The main focus of this release was to provide the features required to make PBMS production ready and with the addition of transaction support and engine level backup I think it is almost there. The engine does not yet provide engine level replication but it will in a future release.
- PBMS now provides two methods to backup the BLOB repository which are documented here.
- PBMS now supports transactions independently of the storage engine.
- There is now a PHP extension for PBMS. Check it out!
- The interface between PBMS and storage engines has been greatly simplified so that PBMS support can be added directly to MySQL or other engines such as InnoDB by applying a simple patch to the handler as talked about in an earlier blog here.

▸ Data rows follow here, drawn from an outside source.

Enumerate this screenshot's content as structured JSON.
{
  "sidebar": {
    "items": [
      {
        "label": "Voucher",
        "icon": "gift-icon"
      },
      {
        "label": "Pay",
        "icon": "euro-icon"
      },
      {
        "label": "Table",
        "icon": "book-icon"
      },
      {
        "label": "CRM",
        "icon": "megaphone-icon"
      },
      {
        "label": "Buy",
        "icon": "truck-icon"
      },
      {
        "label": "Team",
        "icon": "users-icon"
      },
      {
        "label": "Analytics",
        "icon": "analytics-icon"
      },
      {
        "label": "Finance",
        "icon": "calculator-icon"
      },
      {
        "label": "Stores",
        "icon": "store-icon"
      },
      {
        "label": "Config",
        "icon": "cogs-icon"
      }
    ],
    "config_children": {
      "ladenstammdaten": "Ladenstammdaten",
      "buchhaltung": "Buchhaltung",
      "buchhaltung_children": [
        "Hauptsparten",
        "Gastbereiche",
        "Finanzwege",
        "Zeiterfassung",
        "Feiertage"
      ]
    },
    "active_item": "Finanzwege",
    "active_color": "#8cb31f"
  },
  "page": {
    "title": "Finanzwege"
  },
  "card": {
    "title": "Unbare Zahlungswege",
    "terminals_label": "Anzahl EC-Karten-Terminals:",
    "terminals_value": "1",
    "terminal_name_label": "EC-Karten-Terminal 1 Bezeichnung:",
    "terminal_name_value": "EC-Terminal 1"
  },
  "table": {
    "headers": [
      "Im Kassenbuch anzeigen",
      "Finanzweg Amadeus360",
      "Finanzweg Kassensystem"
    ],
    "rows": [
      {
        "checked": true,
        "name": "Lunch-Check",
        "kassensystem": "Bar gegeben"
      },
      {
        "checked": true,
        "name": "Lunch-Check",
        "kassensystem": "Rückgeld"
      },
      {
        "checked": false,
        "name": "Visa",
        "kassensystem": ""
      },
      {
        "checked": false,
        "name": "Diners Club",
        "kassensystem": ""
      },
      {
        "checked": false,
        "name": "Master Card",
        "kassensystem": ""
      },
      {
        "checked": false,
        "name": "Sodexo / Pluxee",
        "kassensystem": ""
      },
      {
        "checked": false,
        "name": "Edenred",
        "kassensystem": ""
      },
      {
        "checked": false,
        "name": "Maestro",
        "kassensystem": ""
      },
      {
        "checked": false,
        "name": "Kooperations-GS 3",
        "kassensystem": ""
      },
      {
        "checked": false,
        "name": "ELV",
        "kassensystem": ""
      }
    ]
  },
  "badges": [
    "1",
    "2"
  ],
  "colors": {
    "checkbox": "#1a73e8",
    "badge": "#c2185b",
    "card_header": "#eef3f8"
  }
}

The next step is to take this version and do extensive testing to make sure it is stable. There are a few known bugs listed in the To-Do list that I need to fix and as I add more test cases and do more stress testing I am sure I will find more.
The S3 Cloud support, which was mentioned here, has been pulled out of this release and I want to get it back in as soon as possible.
I also plan to make some patches available that can be applied to MySQL or InnoDB to make them PBMS enabled.
And of course I need to get PBMS into Drizzle. That isn't really that much work, I have already had it running with Drizzle but I have been waiting to get a stable full feature version first. I think what I have now is close enough so I will be working on this shortly.
What's after that:
Once I get the current version running stably with no major bugs or limitations and have taken care of the above mentioned issues, I plan on working on the following .
- Remote repositories: the entire repository is stored somewhere other than in the MySQL data directory, most likely on a different machine entirely. This is different from cloud storage in that the entire repository is stored remotely instead of just the BLOB data. The remote repository server would be a standalone PBMS HTTP server providing clients with access to the BLOB data stored in the repository. The standalone PBMS HTTP server could in turn be using cloud storage so that the BLOB data itself was stored in a cloud. A solution like this should be able to work with the NDBCLUSTER storage engine.
- Engine level replication: This would be done similar to the remote repository but the data would be stored in the local repository as well as being forwarded to the slave servers.
- Incremental backup. This allows you to basically sync the current state of the BLOB repository with that of a backup. To do this all new BLOBs and BLOB references in the current database would be added to the backup and BLOBs and BLOB references in the backup that no longer exist in the current database would be removed. In this way only the new data is copied to the backup location.
As usual if you have any questions about PBMS and BLOB storage please send them to me and I will do my best to answer them.